(Excerpts from an interface dataset)
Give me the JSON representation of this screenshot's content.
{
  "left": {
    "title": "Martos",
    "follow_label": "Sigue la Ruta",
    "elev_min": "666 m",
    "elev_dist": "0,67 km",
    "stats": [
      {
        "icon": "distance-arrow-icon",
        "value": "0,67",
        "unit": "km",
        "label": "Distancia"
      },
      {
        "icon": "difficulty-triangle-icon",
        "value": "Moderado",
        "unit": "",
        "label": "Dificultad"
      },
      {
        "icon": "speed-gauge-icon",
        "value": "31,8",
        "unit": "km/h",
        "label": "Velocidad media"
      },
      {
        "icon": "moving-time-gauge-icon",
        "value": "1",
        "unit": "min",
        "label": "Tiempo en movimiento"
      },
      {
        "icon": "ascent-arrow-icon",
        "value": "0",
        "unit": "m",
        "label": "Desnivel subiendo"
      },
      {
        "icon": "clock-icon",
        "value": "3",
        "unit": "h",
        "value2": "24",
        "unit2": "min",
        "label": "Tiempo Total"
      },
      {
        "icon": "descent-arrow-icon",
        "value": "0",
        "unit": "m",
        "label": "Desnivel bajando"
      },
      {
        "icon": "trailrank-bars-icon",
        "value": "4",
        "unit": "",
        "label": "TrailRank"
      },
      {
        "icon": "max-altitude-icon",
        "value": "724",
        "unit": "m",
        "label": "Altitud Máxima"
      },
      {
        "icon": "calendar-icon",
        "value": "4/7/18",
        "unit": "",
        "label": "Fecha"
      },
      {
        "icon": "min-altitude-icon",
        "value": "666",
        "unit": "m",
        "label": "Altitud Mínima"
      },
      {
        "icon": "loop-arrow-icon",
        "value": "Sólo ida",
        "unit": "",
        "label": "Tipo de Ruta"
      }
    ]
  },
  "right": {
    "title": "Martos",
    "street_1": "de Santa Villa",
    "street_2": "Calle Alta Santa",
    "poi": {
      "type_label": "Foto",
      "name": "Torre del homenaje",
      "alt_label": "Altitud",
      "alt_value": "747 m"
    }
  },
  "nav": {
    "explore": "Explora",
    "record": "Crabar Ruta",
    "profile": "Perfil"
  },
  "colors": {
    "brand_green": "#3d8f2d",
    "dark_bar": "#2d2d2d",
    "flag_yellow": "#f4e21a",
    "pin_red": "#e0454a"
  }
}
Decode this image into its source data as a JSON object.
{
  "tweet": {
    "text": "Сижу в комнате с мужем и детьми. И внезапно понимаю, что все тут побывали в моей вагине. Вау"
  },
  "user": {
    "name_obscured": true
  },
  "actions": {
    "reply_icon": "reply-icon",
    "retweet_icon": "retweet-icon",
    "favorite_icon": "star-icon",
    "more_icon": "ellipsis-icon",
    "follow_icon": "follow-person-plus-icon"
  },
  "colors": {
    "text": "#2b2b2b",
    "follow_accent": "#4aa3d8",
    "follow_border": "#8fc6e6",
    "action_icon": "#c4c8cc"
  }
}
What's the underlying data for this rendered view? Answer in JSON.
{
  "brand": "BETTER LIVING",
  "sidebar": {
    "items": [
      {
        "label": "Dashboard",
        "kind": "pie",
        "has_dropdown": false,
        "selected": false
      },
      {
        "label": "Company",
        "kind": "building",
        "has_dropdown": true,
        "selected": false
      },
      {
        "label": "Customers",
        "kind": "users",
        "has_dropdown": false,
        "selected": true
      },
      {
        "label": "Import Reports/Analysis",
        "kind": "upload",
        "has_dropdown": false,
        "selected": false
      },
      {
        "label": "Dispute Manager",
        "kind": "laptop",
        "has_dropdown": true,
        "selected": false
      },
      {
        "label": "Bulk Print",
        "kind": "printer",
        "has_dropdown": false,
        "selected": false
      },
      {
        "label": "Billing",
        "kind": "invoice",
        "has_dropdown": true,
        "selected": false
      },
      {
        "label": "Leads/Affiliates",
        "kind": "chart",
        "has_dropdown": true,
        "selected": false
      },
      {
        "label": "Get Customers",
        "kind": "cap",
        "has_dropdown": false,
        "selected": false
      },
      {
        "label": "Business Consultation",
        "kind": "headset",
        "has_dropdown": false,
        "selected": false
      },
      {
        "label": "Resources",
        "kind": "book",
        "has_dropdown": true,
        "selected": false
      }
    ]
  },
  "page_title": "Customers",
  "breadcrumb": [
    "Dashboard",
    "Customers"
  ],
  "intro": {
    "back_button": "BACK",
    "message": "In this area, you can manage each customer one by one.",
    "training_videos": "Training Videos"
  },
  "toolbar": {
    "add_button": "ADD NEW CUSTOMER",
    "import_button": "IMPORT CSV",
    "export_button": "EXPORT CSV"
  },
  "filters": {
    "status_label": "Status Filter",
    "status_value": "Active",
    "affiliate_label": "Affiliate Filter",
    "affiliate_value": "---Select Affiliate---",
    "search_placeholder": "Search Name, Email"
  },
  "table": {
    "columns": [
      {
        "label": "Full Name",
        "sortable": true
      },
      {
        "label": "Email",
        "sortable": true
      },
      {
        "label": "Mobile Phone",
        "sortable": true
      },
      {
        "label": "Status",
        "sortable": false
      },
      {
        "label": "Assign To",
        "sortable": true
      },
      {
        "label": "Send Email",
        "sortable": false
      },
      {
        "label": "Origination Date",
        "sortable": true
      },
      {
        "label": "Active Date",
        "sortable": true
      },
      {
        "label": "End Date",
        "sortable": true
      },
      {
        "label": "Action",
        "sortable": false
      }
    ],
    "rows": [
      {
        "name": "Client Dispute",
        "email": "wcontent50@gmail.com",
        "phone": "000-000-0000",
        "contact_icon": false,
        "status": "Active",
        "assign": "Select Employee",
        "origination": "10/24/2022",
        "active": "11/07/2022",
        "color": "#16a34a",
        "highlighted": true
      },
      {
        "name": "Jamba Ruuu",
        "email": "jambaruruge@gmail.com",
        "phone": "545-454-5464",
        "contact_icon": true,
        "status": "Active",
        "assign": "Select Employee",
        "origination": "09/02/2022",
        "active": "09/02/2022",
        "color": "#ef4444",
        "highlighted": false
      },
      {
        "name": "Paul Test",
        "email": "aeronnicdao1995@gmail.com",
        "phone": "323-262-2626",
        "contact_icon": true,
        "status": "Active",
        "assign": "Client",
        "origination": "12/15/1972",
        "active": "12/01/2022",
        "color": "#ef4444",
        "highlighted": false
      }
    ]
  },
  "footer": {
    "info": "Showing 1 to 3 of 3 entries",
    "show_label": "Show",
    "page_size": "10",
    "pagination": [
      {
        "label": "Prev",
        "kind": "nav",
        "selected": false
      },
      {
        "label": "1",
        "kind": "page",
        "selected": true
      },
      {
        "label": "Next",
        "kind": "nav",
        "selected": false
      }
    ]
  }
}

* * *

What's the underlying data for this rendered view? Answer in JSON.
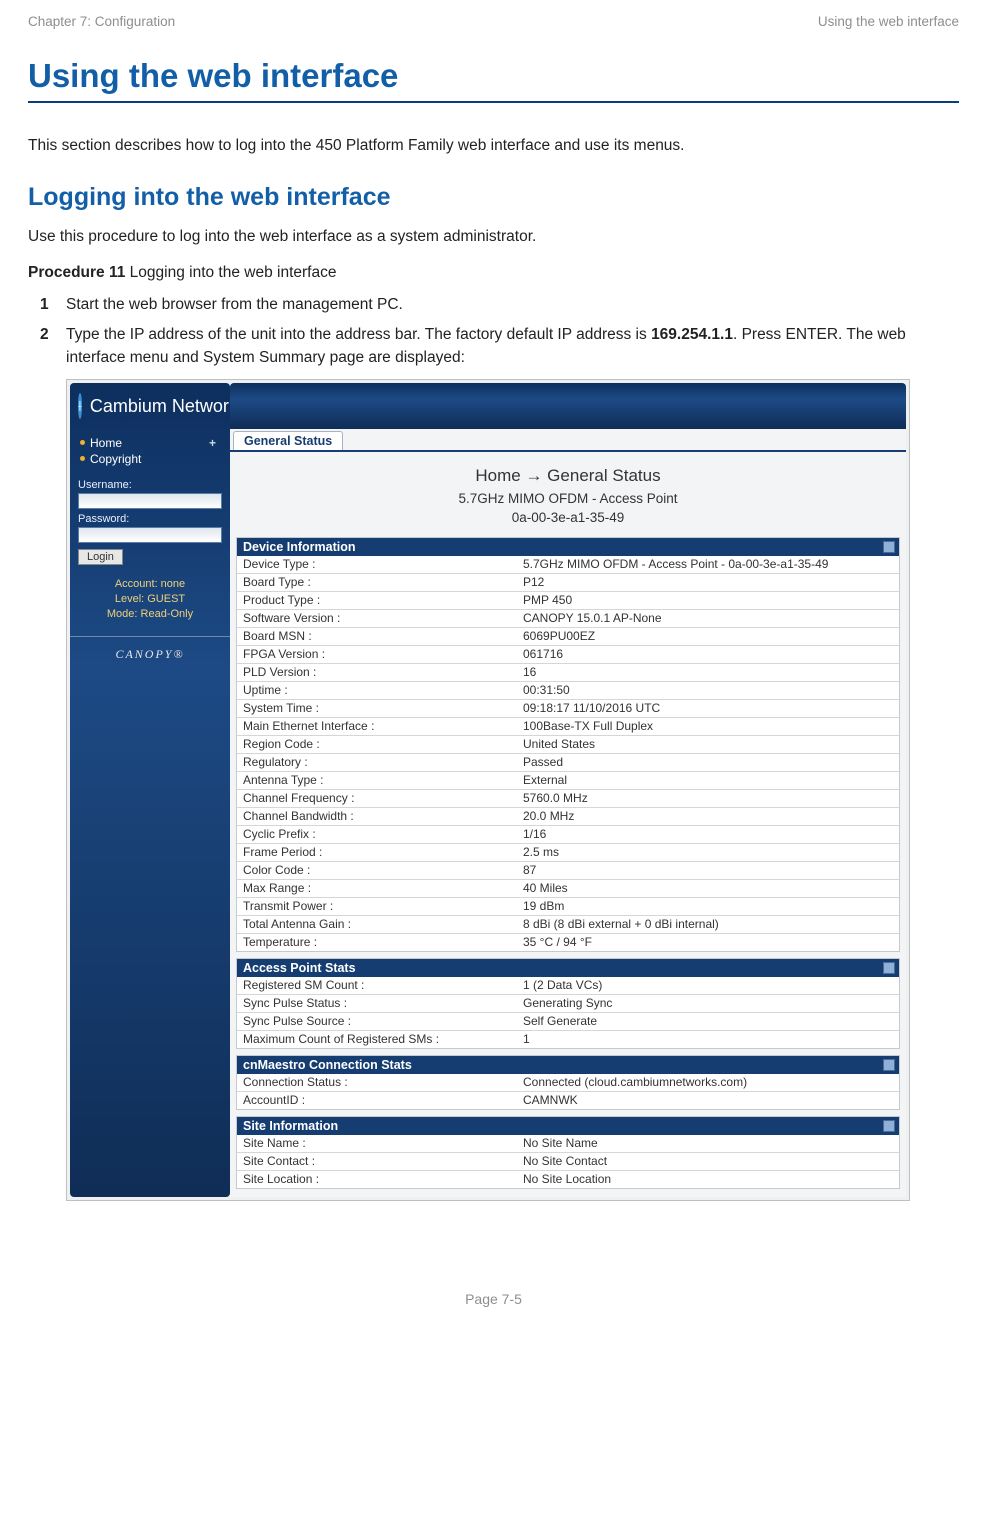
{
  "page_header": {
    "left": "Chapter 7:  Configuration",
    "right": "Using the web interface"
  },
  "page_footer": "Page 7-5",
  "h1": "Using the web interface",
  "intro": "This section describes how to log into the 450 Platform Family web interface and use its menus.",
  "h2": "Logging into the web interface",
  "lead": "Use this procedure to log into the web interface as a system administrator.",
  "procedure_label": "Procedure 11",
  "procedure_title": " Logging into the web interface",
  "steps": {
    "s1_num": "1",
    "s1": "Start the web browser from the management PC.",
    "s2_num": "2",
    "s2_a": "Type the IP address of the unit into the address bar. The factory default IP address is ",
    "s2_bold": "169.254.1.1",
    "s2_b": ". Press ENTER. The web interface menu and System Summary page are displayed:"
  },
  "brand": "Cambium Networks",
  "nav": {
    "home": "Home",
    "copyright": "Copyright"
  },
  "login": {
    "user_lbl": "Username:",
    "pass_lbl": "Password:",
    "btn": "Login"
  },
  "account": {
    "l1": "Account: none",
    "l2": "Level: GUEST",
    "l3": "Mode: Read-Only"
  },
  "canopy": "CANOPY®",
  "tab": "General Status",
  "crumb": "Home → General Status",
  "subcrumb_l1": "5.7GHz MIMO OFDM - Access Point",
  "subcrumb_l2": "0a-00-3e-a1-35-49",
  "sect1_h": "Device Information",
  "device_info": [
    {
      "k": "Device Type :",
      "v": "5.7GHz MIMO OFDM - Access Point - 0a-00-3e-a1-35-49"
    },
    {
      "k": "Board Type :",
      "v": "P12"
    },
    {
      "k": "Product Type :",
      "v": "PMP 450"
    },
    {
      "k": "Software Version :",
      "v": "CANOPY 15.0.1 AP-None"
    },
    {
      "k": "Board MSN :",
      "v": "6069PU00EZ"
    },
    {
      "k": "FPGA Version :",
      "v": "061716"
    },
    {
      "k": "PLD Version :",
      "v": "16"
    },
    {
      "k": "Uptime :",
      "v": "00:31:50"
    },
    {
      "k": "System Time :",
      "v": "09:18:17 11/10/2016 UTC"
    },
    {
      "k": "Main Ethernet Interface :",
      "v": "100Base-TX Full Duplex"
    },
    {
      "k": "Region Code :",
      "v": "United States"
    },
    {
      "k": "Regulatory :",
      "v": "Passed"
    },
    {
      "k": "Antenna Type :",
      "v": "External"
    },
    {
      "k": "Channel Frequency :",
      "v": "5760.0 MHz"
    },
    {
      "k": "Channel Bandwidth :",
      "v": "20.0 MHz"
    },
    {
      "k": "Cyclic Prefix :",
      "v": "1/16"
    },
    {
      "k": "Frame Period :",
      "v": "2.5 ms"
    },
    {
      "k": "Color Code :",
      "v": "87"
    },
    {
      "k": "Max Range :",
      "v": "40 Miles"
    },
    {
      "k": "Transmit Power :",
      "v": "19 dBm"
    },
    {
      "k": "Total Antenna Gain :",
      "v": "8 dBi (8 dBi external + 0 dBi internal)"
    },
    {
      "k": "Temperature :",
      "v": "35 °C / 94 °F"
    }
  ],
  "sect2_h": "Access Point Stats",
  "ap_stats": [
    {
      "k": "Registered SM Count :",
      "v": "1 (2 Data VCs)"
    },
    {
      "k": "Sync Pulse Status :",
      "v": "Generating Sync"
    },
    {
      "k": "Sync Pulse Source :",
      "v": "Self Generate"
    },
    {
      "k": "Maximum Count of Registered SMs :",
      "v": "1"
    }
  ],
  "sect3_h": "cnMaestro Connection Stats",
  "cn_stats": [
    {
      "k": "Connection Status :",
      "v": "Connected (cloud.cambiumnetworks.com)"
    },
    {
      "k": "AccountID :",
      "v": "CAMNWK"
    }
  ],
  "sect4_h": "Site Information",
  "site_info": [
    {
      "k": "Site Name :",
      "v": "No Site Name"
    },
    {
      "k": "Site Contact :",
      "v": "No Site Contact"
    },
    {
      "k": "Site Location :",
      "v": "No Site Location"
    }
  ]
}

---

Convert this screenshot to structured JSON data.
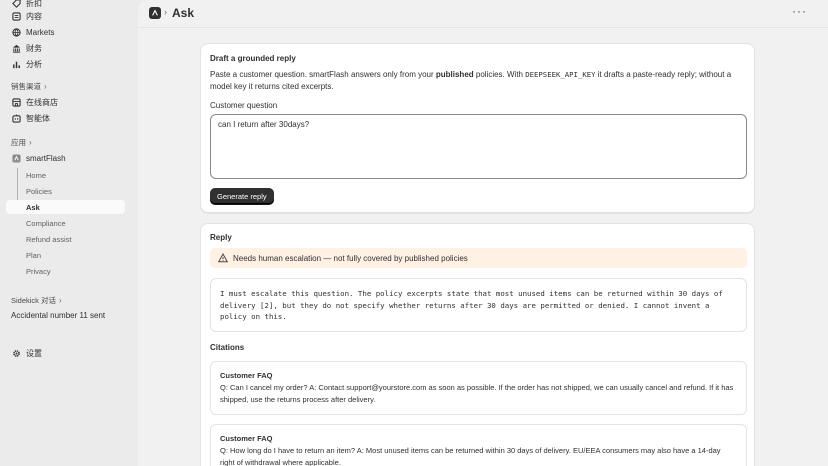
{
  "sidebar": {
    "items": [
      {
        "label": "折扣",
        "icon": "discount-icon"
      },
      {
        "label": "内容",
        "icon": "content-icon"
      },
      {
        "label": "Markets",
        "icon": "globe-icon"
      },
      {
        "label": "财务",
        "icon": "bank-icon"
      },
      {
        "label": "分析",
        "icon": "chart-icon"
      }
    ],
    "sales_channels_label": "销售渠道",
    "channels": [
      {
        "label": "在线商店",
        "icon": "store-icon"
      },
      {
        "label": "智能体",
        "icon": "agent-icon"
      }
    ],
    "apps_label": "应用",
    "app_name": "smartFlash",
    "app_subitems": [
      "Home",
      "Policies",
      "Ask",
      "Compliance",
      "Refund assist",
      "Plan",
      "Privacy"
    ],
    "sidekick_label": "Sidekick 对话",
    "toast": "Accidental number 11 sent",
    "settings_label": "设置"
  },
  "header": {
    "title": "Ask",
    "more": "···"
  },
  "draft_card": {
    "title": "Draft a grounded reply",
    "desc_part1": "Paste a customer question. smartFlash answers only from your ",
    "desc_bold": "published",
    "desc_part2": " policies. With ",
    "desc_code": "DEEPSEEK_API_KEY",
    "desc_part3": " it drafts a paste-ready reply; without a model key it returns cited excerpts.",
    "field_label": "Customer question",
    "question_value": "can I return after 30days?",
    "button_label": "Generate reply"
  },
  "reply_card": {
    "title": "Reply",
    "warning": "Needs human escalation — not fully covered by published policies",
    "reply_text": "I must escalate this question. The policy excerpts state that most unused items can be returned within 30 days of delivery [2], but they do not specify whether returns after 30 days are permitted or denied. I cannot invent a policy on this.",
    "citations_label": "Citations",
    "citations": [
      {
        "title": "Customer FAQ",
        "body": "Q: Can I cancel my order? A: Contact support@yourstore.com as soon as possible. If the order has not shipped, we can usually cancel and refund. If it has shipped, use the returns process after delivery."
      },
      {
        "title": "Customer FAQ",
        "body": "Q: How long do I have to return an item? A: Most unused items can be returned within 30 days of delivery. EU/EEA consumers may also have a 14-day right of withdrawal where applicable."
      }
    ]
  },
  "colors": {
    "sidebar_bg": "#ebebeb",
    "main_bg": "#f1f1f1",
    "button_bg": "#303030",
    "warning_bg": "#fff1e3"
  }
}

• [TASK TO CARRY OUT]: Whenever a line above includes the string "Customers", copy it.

• [PROBLEM SOLUTION]:
        "label": "Customers",
        "label": "Get Customers",
  "page_title": "Customers",
    "Customers"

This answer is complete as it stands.